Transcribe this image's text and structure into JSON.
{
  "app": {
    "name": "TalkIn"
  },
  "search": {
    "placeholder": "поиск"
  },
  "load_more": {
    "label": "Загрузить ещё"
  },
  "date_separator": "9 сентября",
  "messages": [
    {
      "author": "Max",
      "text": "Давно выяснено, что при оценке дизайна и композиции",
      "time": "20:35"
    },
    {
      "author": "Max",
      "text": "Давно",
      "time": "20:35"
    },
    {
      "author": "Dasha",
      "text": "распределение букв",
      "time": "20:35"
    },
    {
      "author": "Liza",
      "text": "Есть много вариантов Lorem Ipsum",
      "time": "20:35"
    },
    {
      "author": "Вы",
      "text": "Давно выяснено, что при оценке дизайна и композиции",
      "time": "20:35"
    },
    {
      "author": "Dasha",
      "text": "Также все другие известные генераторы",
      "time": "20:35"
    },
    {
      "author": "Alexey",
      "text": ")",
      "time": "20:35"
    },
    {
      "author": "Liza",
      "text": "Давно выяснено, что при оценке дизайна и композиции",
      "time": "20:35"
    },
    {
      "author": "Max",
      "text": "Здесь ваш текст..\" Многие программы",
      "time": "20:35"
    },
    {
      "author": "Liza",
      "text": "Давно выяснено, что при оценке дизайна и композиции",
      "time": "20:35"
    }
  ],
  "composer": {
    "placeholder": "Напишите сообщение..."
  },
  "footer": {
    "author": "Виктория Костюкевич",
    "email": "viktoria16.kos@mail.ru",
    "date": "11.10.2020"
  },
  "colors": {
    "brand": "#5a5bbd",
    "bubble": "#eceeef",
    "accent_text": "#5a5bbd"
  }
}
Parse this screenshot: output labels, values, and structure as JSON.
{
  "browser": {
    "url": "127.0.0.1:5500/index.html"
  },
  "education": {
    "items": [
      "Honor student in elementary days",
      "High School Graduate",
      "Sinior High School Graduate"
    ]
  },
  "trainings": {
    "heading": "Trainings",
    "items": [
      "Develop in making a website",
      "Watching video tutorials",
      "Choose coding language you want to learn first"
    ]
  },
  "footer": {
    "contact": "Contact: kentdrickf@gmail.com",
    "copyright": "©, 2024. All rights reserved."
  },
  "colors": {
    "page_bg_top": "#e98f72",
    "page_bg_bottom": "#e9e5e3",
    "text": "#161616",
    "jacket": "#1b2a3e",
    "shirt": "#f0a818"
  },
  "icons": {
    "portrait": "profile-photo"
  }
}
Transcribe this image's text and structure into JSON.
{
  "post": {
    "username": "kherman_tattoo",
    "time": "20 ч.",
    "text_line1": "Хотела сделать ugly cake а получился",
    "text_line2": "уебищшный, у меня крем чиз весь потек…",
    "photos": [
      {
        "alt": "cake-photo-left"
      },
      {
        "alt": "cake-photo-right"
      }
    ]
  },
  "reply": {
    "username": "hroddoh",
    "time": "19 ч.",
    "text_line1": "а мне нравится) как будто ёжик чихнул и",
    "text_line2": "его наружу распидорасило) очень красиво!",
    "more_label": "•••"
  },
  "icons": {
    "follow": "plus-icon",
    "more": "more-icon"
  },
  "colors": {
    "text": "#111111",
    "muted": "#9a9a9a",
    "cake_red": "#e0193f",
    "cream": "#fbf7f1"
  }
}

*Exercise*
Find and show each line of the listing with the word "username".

*Solution for this task*
    "username": "kherman_tattoo",
    "username": "hroddoh",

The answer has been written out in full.